**PROBLEM STATEMENT**
Copy each of the records exactly.

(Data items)
********************

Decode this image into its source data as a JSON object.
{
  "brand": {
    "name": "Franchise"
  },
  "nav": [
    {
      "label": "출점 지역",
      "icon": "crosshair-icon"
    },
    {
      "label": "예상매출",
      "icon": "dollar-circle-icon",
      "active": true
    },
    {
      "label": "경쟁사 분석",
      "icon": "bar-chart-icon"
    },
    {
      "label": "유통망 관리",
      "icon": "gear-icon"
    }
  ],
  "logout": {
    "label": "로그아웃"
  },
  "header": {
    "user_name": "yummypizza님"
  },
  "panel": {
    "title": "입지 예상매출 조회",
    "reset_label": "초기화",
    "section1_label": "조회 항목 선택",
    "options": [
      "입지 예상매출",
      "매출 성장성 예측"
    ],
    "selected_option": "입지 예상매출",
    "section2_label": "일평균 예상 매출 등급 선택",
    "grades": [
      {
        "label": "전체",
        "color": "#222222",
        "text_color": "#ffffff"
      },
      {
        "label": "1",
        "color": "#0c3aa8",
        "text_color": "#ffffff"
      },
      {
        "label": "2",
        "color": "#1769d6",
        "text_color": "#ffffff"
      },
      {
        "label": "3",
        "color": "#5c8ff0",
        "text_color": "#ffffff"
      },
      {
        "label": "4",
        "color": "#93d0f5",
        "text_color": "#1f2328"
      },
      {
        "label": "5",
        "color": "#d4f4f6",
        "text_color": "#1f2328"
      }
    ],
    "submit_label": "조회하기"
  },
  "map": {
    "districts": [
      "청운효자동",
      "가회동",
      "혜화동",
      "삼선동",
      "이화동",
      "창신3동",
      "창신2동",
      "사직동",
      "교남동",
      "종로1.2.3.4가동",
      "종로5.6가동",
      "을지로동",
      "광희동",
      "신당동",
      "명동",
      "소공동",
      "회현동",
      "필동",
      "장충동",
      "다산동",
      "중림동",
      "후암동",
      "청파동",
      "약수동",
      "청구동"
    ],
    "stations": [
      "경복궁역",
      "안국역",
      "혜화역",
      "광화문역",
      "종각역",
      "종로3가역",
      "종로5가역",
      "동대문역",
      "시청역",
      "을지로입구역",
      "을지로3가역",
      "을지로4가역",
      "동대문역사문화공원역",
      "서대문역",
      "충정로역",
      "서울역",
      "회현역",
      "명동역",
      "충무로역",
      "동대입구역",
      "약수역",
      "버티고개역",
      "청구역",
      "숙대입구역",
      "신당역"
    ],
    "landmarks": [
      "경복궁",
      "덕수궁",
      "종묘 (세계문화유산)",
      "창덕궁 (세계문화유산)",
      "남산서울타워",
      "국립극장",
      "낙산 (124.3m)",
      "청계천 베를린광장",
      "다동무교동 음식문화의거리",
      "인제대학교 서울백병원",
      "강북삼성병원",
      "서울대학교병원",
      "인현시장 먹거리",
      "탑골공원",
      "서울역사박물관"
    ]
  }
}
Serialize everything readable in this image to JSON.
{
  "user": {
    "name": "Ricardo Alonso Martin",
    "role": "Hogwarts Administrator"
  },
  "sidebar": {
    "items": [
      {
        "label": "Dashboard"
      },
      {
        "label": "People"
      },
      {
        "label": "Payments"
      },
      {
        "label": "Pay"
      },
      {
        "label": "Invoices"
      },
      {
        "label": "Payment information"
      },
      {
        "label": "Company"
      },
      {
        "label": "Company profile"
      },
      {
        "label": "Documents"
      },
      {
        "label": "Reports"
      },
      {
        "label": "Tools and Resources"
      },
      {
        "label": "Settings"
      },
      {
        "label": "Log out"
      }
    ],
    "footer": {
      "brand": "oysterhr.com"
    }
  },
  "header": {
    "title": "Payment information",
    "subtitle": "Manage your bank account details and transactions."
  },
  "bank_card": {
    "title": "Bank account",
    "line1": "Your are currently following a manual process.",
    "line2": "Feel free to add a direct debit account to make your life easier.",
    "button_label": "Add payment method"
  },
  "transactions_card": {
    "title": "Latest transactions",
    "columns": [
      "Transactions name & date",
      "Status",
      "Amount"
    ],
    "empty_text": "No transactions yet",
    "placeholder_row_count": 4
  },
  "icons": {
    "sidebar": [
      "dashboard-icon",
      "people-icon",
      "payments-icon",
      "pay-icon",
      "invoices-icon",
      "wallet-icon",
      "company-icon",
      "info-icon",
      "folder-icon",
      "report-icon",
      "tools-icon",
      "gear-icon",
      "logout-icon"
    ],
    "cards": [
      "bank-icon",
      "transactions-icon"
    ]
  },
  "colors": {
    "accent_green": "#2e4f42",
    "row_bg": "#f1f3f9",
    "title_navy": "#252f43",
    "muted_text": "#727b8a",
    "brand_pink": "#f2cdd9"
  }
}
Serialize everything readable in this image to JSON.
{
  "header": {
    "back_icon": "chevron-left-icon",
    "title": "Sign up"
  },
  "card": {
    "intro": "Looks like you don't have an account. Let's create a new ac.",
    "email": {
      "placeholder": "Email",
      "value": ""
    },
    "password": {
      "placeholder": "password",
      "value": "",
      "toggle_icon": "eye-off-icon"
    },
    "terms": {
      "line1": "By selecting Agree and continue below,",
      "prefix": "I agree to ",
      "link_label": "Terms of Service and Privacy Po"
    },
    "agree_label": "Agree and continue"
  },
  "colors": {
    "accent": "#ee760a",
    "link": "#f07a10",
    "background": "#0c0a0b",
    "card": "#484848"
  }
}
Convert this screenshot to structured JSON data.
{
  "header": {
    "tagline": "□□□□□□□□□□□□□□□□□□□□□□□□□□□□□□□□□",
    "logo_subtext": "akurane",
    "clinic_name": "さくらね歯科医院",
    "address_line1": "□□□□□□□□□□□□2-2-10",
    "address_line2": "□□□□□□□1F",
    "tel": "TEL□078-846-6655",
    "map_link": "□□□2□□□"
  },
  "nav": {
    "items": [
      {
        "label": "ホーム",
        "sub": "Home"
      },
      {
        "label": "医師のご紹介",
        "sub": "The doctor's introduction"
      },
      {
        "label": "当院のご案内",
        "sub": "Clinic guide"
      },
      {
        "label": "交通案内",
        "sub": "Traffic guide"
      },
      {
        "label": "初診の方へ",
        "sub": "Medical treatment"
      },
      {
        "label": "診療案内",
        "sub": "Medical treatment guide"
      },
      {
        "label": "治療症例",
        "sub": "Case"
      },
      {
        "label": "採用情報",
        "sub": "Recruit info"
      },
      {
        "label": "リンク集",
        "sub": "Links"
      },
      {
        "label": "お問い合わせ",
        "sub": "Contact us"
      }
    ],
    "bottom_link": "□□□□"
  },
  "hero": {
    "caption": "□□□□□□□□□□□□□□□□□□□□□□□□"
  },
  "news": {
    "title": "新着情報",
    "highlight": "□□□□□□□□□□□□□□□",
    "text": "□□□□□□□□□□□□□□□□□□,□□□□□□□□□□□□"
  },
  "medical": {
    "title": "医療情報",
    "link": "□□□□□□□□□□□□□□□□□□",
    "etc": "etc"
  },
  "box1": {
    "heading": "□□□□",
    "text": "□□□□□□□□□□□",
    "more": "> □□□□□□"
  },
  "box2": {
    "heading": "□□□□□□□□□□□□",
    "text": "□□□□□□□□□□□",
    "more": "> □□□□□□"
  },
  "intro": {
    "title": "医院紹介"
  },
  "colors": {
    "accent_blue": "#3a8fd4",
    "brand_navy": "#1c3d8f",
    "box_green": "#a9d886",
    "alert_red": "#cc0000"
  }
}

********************

**RESPONSE AREA**
Decode this image into its source data as a JSON object.
{
  "brand": {
    "name": "Franchise"
  },
  "nav": [
    {
      "label": "출점 지역",
      "icon": "crosshair-icon"
    },
    {
      "label": "예상매출",
      "icon": "dollar-circle-icon",
      "active": true
    },
    {
      "label": "경쟁사 분석",
      "icon": "bar-chart-icon"
    },
    {
      "label": "유통망 관리",
      "icon": "gear-icon"
    }
  ],
  "logout": {
    "label": "로그아웃"
  },
  "header": {
    "user_name": "yummypizza님"
  },
  "panel": {
    "title": "입지 예상매출 조회",
    "reset_label": "초기화",
    "section1_label": "조회 항목 선택",
    "options": [
      "입지 예상매출",
      "매출 성장성 예측"
    ],
    "selected_option": "입지 예상매출",
    "section2_label": "일평균 예상 매출 등급 선택",
    "grades": [
      {
        "label": "전체",
        "color": "#222222",
        "text_color": "#ffffff"
      },
      {
        "label": "1",
        "color": "#0c3aa8",
        "text_color": "#ffffff"
      },
      {
        "label": "2",
        "color": "#1769d6",
        "text_color": "#ffffff"
      },
      {
        "label": "3",
        "color": "#5c8ff0",
        "text_color": "#ffffff"
      },
      {
        "label": "4",
        "color": "#93d0f5",
        "text_color": "#1f2328"
      },
      {
        "label": "5",
        "color": "#d4f4f6",
        "text_color": "#1f2328"
      }
    ],
    "submit_label": "조회하기"
  },
  "map": {
    "districts": [
      "청운효자동",
      "가회동",
      "혜화동",
      "삼선동",
      "이화동",
      "창신3동",
      "창신2동",
      "사직동",
      "교남동",
      "종로1.2.3.4가동",
      "종로5.6가동",
      "을지로동",
      "광희동",
      "신당동",
      "명동",
      "소공동",
      "회현동",
      "필동",
      "장충동",
      "다산동",
      "중림동",
      "후암동",
      "청파동",
      "약수동",
      "청구동"
    ],
    "stations": [
      "경복궁역",
      "안국역",
      "혜화역",
      "광화문역",
      "종각역",
      "종로3가역",
      "종로5가역",
      "동대문역",
      "시청역",
      "을지로입구역",
      "을지로3가역",
      "을지로4가역",
      "동대문역사문화공원역",
      "서대문역",
      "충정로역",
      "서울역",
      "회현역",
      "명동역",
      "충무로역",
      "동대입구역",
      "약수역",
      "버티고개역",
      "청구역",
      "숙대입구역",
      "신당역"
    ],
    "landmarks": [
      "경복궁",
      "덕수궁",
      "종묘 (세계문화유산)",
      "창덕궁 (세계문화유산)",
      "남산서울타워",
      "국립극장",
      "낙산 (124.3m)",
      "청계천 베를린광장",
      "다동무교동 음식문화의거리",
      "인제대학교 서울백병원",
      "강북삼성병원",
      "서울대학교병원",
      "인현시장 먹거리",
      "탑골공원",
      "서울역사박물관"
    ]
  }
}
Serialize everything readable in this image to JSON.
{
  "user": {
    "name": "Ricardo Alonso Martin",
    "role": "Hogwarts Administrator"
  },
  "sidebar": {
    "items": [
      {
        "label": "Dashboard"
      },
      {
        "label": "People"
      },
      {
        "label": "Payments"
      },
      {
        "label": "Pay"
      },
      {
        "label": "Invoices"
      },
      {
        "label": "Payment information"
      },
      {
        "label": "Company"
      },
      {
        "label": "Company profile"
      },
      {
        "label": "Documents"
      },
      {
        "label": "Reports"
      },
      {
        "label": "Tools and Resources"
      },
      {
        "label": "Settings"
      },
      {
        "label": "Log out"
      }
    ],
    "footer": {
      "brand": "oysterhr.com"
    }
  },
  "header": {
    "title": "Payment information",
    "subtitle": "Manage your bank account details and transactions."
  },
  "bank_card": {
    "title": "Bank account",
    "line1": "Your are currently following a manual process.",
    "line2": "Feel free to add a direct debit account to make your life easier.",
    "button_label": "Add payment method"
  },
  "transactions_card": {
    "title": "Latest transactions",
    "columns": [
      "Transactions name & date",
      "Status",
      "Amount"
    ],
    "empty_text": "No transactions yet",
    "placeholder_row_count": 4
  },
  "icons": {
    "sidebar": [
      "dashboard-icon",
      "people-icon",
      "payments-icon",
      "pay-icon",
      "invoices-icon",
      "wallet-icon",
      "company-icon",
      "info-icon",
      "folder-icon",
      "report-icon",
      "tools-icon",
      "gear-icon",
      "logout-icon"
    ],
    "cards": [
      "bank-icon",
      "transactions-icon"
    ]
  },
  "colors": {
    "accent_green": "#2e4f42",
    "row_bg": "#f1f3f9",
    "title_navy": "#252f43",
    "muted_text": "#727b8a",
    "brand_pink": "#f2cdd9"
  }
}
Serialize everything readable in this image to JSON.
{
  "header": {
    "back_icon": "chevron-left-icon",
    "title": "Sign up"
  },
  "card": {
    "intro": "Looks like you don't have an account. Let's create a new ac.",
    "email": {
      "placeholder": "Email",
      "value": ""
    },
    "password": {
      "placeholder": "password",
      "value": "",
      "toggle_icon": "eye-off-icon"
    },
    "terms": {
      "line1": "By selecting Agree and continue below,",
      "prefix": "I agree to ",
      "link_label": "Terms of Service and Privacy Po"
    },
    "agree_label": "Agree and continue"
  },
  "colors": {
    "accent": "#ee760a",
    "link": "#f07a10",
    "background": "#0c0a0b",
    "card": "#484848"
  }
}
Convert this screenshot to structured JSON data.
{
  "header": {
    "tagline": "□□□□□□□□□□□□□□□□□□□□□□□□□□□□□□□□□",
    "logo_subtext": "akurane",
    "clinic_name": "さくらね歯科医院",
    "address_line1": "□□□□□□□□□□□□2-2-10",
    "address_line2": "□□□□□□□1F",
    "tel": "TEL□078-846-6655",
    "map_link": "□□□2□□□"
  },
  "nav": {
    "items": [
      {
        "label": "ホーム",
        "sub": "Home"
      },
      {
        "label": "医師のご紹介",
        "sub": "The doctor's introduction"
      },
      {
        "label": "当院のご案内",
        "sub": "Clinic guide"
      },
      {
        "label": "交通案内",
        "sub": "Traffic guide"
      },
      {
        "label": "初診の方へ",
        "sub": "Medical treatment"
      },
      {
        "label": "診療案内",
        "sub": "Medical treatment guide"
      },
      {
        "label": "治療症例",
        "sub": "Case"
      },
      {
        "label": "採用情報",
        "sub": "Recruit info"
      },
      {
        "label": "リンク集",
        "sub": "Links"
      },
      {
        "label": "お問い合わせ",
        "sub": "Contact us"
      }
    ],
    "bottom_link": "□□□□"
  },
  "hero": {
    "caption": "□□□□□□□□□□□□□□□□□□□□□□□□"
  },
  "news": {
    "title": "新着情報",
    "highlight": "□□□□□□□□□□□□□□□",
    "text": "□□□□□□□□□□□□□□□□□□,□□□□□□□□□□□□"
  },
  "medical": {
    "title": "医療情報",
    "link": "□□□□□□□□□□□□□□□□□□",
    "etc": "etc"
  },
  "box1": {
    "heading": "□□□□",
    "text": "□□□□□□□□□□□",
    "more": "> □□□□□□"
  },
  "box2": {
    "heading": "□□□□□□□□□□□□",
    "text": "□□□□□□□□□□□",
    "more": "> □□□□□□"
  },
  "intro": {
    "title": "医院紹介"
  },
  "colors": {
    "accent_blue": "#3a8fd4",
    "brand_navy": "#1c3d8f",
    "box_green": "#a9d886",
    "alert_red": "#cc0000"
  }
}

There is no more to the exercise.